Many data storage systems have automatic backup functions and even some version management tools are included. It's recommended to choose your data storage according to that if possible. Do not count backup functions as a part of version management though, you should always have other copies of your data despite of backups.

  • Whichever backup method is used, it is recommended not to overwrite old backups with new ones.
  • It is important to verify and validate backup files regularly by fully restoring them to another location and comparing them with the original.
  • Use automatic backup systems provided by data storages if possible, but consider keeping your own backups alongside.

Version control

The idea of version control is to make copies of files while processing them further and to be able to go back and retrieve earlier version of any file if needed. It is important to ensure that different copies in all different locations are subject to version control. You can manage your version control many ways. A simple version control can just be based on saving multiple versions of your files and naming them descriptively enough. This method might not be enough if collaborating with multiple people though, it would be better to establish some ground rules for version control.

Some storage services offer version control features like snapshots and backup versioning, some services automatically create new versions of your files every time you modify them and some services offer version branching and merging. These are technical tools for version control to enhance working or to help users in situations when their own version control fails. Version control tools like snapshots or any backup related tools should not be regarded as a part of your version management as backups are for recovering from the worst case scenarios when your own version control fails.

Best practices:

  • Decide how many versions of a file to keep, which versions to keep and how to organise versions
  • Major and minor versioning, and how to set milestones
  • Systematic naming
  • Record changes
  • Tracking the location of files if they are stored in a variety of locations
  • Synchronise files
  • Identify one location for the master versions
  • Control rights to file-editing

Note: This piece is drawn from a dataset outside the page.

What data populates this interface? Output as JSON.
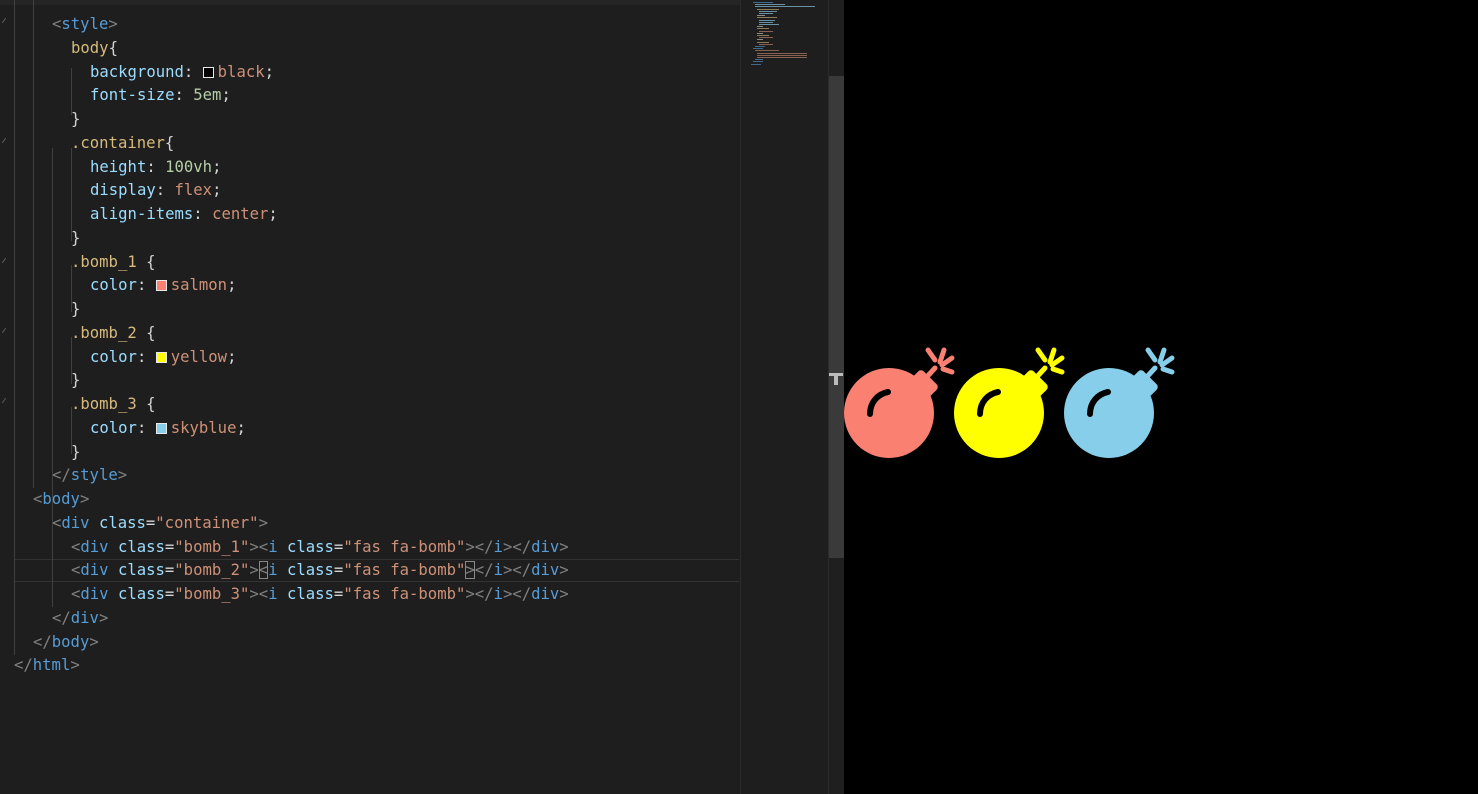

Data security

Data security means protecting data from external and internal hazards, like accidents and errors but also from unauthorized access or use. Data security has to settle to a level with the nature of the data and risks involved. Data that contains confidential or personal information should be treated with higher levels of security.

It's advised to make a data security plan as a part of your DMP. It can contain following aspects:

  • Storage and security of data 
  • Version control
  • Encrypting data
  • Backing up data
  • Checking data integrity
  • Erasing data

Actions to improve data security:

  • Encrypting sensitive data before it's stored or transmitted
  • Separate sensitive data content if possible
  • Pay attention also when erasing your data, deleting it won't destroy the data

Please check the Data security policy at Tampere higher education community and contact tietoturva@tuni.fi for more details.

Contact us

Is there something you did not found in this guide? Or is some important information missing? You can always contact us for further information, and we will help you with the research data management.